With 884 miles of shoreline, Kazakhstan possesses the most of the 3,000 miles of Caspian coastline. The nation’s shoreline is home to popular tourist spots and seaside hotels. The neighbouring nations have profited from the estimated 3.4 billion long tonnes of oil and 88 billion cubic feet of gas that are believed to be present in the Caspian Sea. Even though Kazakhstan only maintains three refineries on its territory, the nation has six billion long tonnes of oil resources in addition to the Caspian Sea. Kazakhstan’s maritime boundaries with neighbouring nations are guarded by naval vessels as well.
Turkmenistan is the nation having the second-longest Caspian coastline. In addition to housing military vessels in the Caspian seas, Iran possesses a number of offshore oil reserves. An agreement to build an oil field along the borders of both countries in the Caspian Sea was signed in 2021 by Turkmenistan and Azerbaijan. There are 60 million tonnes of oil and reserves in the combined oil field. The tourist area of Awaza was also established by Turkmenistan. Although increasing tourism along the Caspian coast was the intention, the number of visitors has not changed significantly. Additionally, ships connect Turkmenistan’s cities with those of the neighbouring nations.
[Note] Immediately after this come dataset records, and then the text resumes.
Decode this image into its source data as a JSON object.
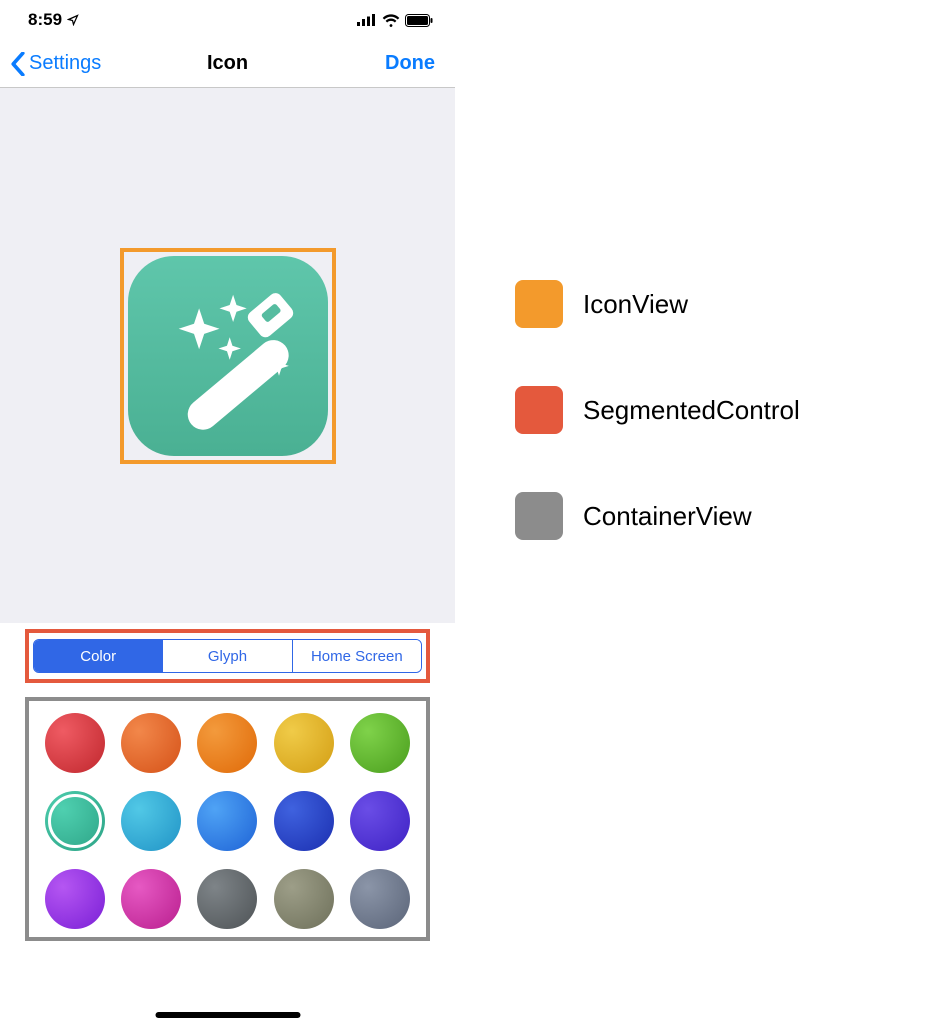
{
  "status_bar": {
    "time": "8:59"
  },
  "nav": {
    "back_label": "Settings",
    "title": "Icon",
    "done_label": "Done"
  },
  "segments": {
    "items": [
      "Color",
      "Glyph",
      "Home Screen"
    ],
    "selected_index": 0
  },
  "color_palette": {
    "selected_index": 5,
    "colors": [
      "radial-gradient(circle at 30% 30%, #ef5b63, #c0272d)",
      "radial-gradient(circle at 30% 30%, #f2874a, #d55218)",
      "radial-gradient(circle at 30% 30%, #f39a3c, #e06a08)",
      "radial-gradient(circle at 30% 30%, #f0cb48, #d39e14)",
      "radial-gradient(circle at 30% 30%, #7fd24a, #4a9e1d)",
      "radial-gradient(circle at 30% 30%, #4fd0b0, #2ba184)",
      "radial-gradient(circle at 30% 30%, #51c8e6, #2093c6)",
      "radial-gradient(circle at 30% 30%, #4fa3f5, #1e63d6)",
      "radial-gradient(circle at 30% 30%, #3f62df, #1b2fb0)",
      "radial-gradient(circle at 30% 30%, #6a4de6, #3e22c4)",
      "radial-gradient(circle at 30% 30%, #b556f2, #7a1fd6)",
      "radial-gradient(circle at 30% 30%, #e659c3, #b91e8e)",
      "radial-gradient(circle at 30% 30%, #7e8488, #4e5356)",
      "radial-gradient(circle at 30% 30%, #9d9e88, #6e705a)",
      "radial-gradient(circle at 30% 30%, #8b95a8, #5a6478)"
    ]
  },
  "annotations": {
    "icon_view": {
      "color": "#f39a2c",
      "label": "IconView"
    },
    "segmented_control": {
      "color": "#e4593d",
      "label": "SegmentedControl"
    },
    "container_view": {
      "color": "#8c8c8c",
      "label": "ContainerView"
    }
  }
}
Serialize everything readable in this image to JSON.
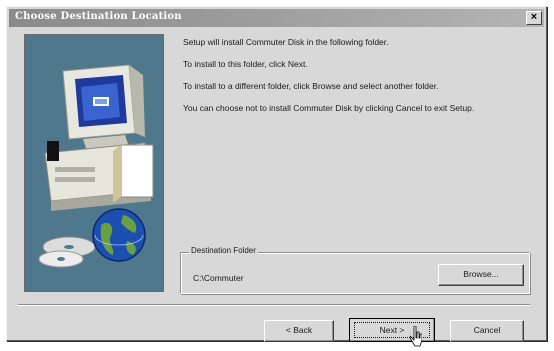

Of the five countries bordering the sea, Azerbaijan, which is situated in the southern Caucasus area, has the third-longest Caspian coastline. Every river and lake in the nation empties into the Caspian Sea, which is a part of its basin. Azerbaijan has abundant natural gas and oil resources. Moreover, the nation possesses almost 20% of the oil resources in the Caspian Sea. Of course, this has had a negative environmental impact on the sea. Azerbaijan is the starting point of various pipelines that transport oil from the Caspian Sea to other nations. Finally, Azerbaijan has made marketing investments to promote the nation and its Caspian shoreline to travellers.
Russia, one of the biggest nations on earth, has hundreds of kilometres of coastline that borders the Caspian Sea. But a large portion of its economy is dependent on the Caspian Sea’s abundant natural gas and oil reserves, as well as the production of caviare. In the world’s caviar production rankings, Russia is among the top producers. A number of oil fields are also dispersed over the nation’s portion of the ocean. Despite being severely damaged in terms of tourism due to the Russia-Ukraine War, the nation’s Caspian Sea coastline has long offered visitors beautiful beaches and exciting water sports.
Iran borders the Caspian Sea to the north. Caspian Hyrcanian woodlands close to the Caspian Sea’s coast define the topography of this part of the nation. This results in a breathtaking landscape that is simple for travellers to adore. Additionally, the Caspian coast of Iran offers lucrative tourist. Iran has no significant offshore oil fields, although it does have gas fields on the Caspian Sea. The nation’s marine industry produces a significant amount of caviar.
These are the five nations that border the Caspian Sea, so there you have it. Each of the nations encircling this lovely water is unique. They have resolved their disagreements notwithstanding their prior arguments. This has made sure that financial issues such as oil drilling and the manufacturing of caviare are dispersed and shared as efficiently as feasible. Being more ecologically friendly is the most important issue they need to cooperate on in order for the Caspian Sea to flourish.